Now I must insert the disclaimer that while this online journey may not be for me, there are many success stories when it comes to finding love, marriage and the whole nine yards from these sites. The popularity of online dating has skyrocketed in recent years since meeting people in the real world isn’t always easy (and granted, depending on where you live, the night life can lend itself to being around non-sociable cliques).
“Nearly everybody nowadays is conversant in the idea of relationship sites,” stated the article, “On-line Dating Websites: Trendy Development To Make New Associates.” “Over the years, these Web sites have grown from a mere whole bunch in quantity to cover tens of thousands. Though, not all are worthy in terms of functionality and prospects, most of them may help you discover the individual you’re looking for.”
I’m personally having trouble wrapping my mind around said concept when these profiles are made out to be very… generic. It’s great that someone enjoys “going out with friends” or “having fun,” but don’t we all? What does that really tell me? After sifting through several pages that illustrate interests or tastes in music/movies, I haven’t felt that I truly grasped a good sense about who they really are. And yes, one might say you get to know them better after you meet in person, but if I can’t formulate a virtual connection, the longing to hang out in real life is pretty much non-existent.
“It’s hard to stand out if you declare something generic like ‘I have a wonderful life and am looking to share it with a special someone,’” Andrea Syrtash says in her article, “How to Navigate the Crazy World of Online Dating.” Her “show and don’t tell” theory is certainly on point as well. “Being funny is a much better approach than telling your audience, ‘I’m told I’m hilarious!’”
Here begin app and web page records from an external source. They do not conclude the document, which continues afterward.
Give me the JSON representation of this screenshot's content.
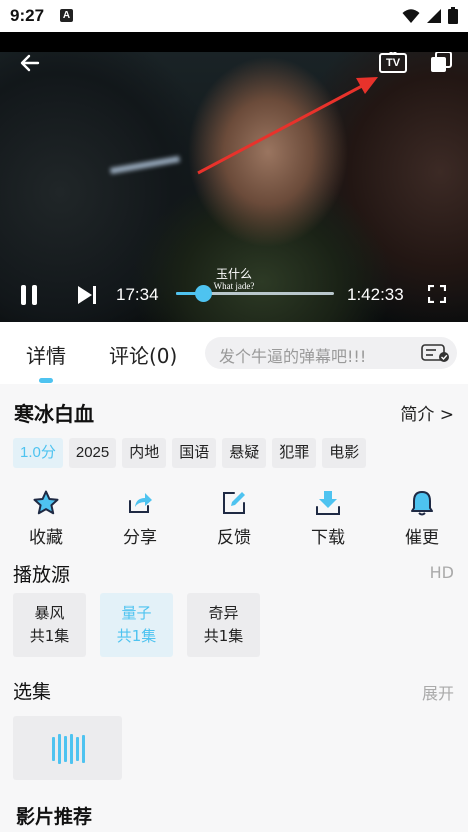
{
  "status_bar": {
    "time": "9:27",
    "notification_badge": "A",
    "icons": [
      "wifi-icon",
      "signal-icon",
      "battery-icon"
    ]
  },
  "player": {
    "subtitle_cn": "玉什么",
    "subtitle_en": "What jade?",
    "current_time": "17:34",
    "total_time": "1:42:33",
    "progress": 0.17,
    "tv_label": "TV",
    "accent_color": "#4ec3f0",
    "annotation_arrow_color": "#e8322b"
  },
  "tabs": {
    "details": "详情",
    "comments": "评论(0)"
  },
  "danmu": {
    "placeholder": "发个牛逼的弹幕吧!!!"
  },
  "info": {
    "title": "寒冰白血",
    "intro_link": "简介 >",
    "tags": [
      "1.0分",
      "2025",
      "内地",
      "国语",
      "悬疑",
      "犯罪",
      "电影"
    ]
  },
  "actions": [
    {
      "label": "收藏",
      "icon": "star-icon"
    },
    {
      "label": "分享",
      "icon": "share-icon"
    },
    {
      "label": "反馈",
      "icon": "edit-icon"
    },
    {
      "label": "下载",
      "icon": "download-icon"
    },
    {
      "label": "催更",
      "icon": "bell-icon"
    }
  ],
  "sources": {
    "title": "播放源",
    "quality": "HD",
    "items": [
      {
        "name": "暴风",
        "count": "共1集"
      },
      {
        "name": "量子",
        "count": "共1集"
      },
      {
        "name": "奇异",
        "count": "共1集"
      }
    ]
  },
  "episodes": {
    "title": "选集",
    "expand": "展开"
  },
  "recommend": {
    "title": "影片推荐"
  }
}
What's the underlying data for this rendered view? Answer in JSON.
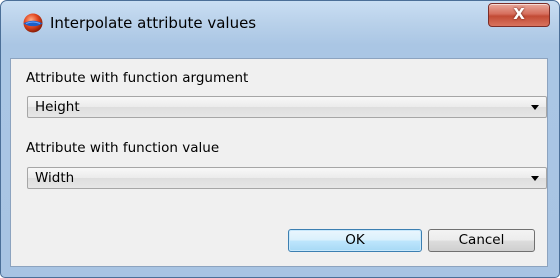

When I read profiles that featured “about me essays” that are likened to resumes, listing off one attribute after another, my attention span waned. I suppose instead of reading how a guy is “smart,” or “fun-loving," it would have been interesting to see them express who they are through their writing, while noting how they choose to present themselves.
With regard to the more awkward side of online dating, interactions between the two possibly interested parties are usually highly structured. In one particular back and forth email exchange, one guy asked me what my hobbies were, and I had a very vivid flashback of entering my new sixth grade classroom, where I had to reveal to my peers what I like to do in my spare time. It’s not his fault; it’s the mere nature of these sites to try to push people together by unnatural means – of course the conversations are going to feel stilted.
Then there’s the case of what I like to call the “premature spark.” This is demonstrated when one person is trying to ignite a connection that’s not present (how could it be if you never met?) by using mushy pet names or signing off a message with “xoxo.” Unfortunately, this only pushes me in the other direction.
Who knows, maybe there will be a turnaround in this digital world, but if not, I will continue to be an eternal optimist and believe that meeting people in the real world is still quite possible.